Here's Reuters, as linked on the Voice of America website:

Venezuela's defense minister told socialist President Nicolas Maduro to step down last month, and said he would offer his own resignation if he did not, the Washington Post reported on Wednesday, citing an anonymous U.S. intelligence official.

Both Maduro and Defense Minister Vladimir Padrino Lopez are still in office.  Maduro is set to be sworn in for a second six-year term on Thursday, though several countries in the region have warned him not to take office, calling his May 2018 re-election vote a sham.

Discontent within the military's ranks has grown as Venezuela's economic collapse has deepened, prompting millions to migrate. 

The Reuters report seizes on the meatiest detail derived from this credible Washington Post report, which reads:

According to a U.S. intelligence official who spoke on the condition of anonymity to discuss ­sensitive matters freely, Maduro's defense minister, Vladimir Padrino López, told the president last month to step down or accept his resignation – a threat he has yet to act on.
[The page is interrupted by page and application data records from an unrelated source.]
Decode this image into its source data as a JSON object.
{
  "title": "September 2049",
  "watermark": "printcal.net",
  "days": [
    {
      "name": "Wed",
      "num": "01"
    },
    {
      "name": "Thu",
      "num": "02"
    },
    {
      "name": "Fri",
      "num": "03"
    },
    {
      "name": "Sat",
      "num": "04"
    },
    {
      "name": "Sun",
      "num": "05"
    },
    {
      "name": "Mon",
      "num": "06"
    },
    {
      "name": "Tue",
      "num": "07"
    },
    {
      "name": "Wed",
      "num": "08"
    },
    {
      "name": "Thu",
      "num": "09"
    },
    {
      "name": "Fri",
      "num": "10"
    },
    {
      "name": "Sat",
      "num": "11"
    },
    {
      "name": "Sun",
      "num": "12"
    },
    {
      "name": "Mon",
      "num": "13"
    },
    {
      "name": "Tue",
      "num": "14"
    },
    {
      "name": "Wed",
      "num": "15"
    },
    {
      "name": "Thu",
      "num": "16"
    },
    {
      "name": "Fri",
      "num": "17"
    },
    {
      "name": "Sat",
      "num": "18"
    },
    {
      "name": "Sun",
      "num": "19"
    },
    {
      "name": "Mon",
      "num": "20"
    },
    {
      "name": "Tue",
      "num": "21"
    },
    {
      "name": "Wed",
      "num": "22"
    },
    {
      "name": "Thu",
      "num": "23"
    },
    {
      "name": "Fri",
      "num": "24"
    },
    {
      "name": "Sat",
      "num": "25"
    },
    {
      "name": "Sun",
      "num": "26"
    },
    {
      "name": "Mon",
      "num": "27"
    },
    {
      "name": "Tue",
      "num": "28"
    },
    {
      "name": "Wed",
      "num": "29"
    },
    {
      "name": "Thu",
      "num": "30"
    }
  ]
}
The Post placed that information lower down in its story, probably on the grounds that Padrino hadn't carried out his own threat, which was to leave himself if Maduro didn't step down.

But as the Reuters report demonstrates, the news nevertheless stands out, given that the Venezuelan military situation is one of shambles, of soldiers fleeing, of retired military men hurling strong criticism at Maduro, lots and lots of talk of hopes the Venezuelan military will step in and overthrow the country's ruling thug, and lots more talk abroad of military base setups nearby and not taking military intervention off the table.  Seems everyone is watching Venezuela in military terms.

Could change be in the air?

The most obvious parallel, and one that a lot of people are hoping may prove most durable, is that of Chile circa 1973.  The Wikipedia entry incorrectly calls it a "coup d'état," which it wasn't, given that General Pinochet's military intervention was explicitly and quite legally ordered by Chile's top court and its legislature.

Could Venezuela get itself one of those, given the signs of discontent in the military?  The sense of my sources is no, given the Castroite "Black Legend" about the dreadfulness of Pinochet that's so strongly ingrained in Venezuelan culture (although there are quite a few reports that that is fading as the country falls apart, and lots of people there would welcome a Venezuelan Pinochet), and more importantly, the fact that the military was politicized and corrupted quite early by then-president Hugo Chávez.  There apparently are no good people left.

And yet, and yet, we have Padrino telling Maduro to get the heck out, or else Padrino will.

The fact that he hasn't followed through suggests he was bought off, or he has no place to defect to (he'd have to defect, given the torture of military dissidents going on, and his high rank is no protection), or that he's afraid, either for cowardly or not so cowardly reasons.

Venezuelan statesman, Diego Arria, has just tweeted that it amounts to a power vacuum, which is likely accurate.

It's still uncertain what's going on.  But the news is out there, and the two stories show that U.S. intelligence thinks that's a useful piece of information to get out.  One can only hope it's the tiny thread that might just unravel the ruling mantle of that country's suffocating dictatorship.

Image credit: Biblioteca del Congreso Nacional de Chile, CC BY-SA 3.0.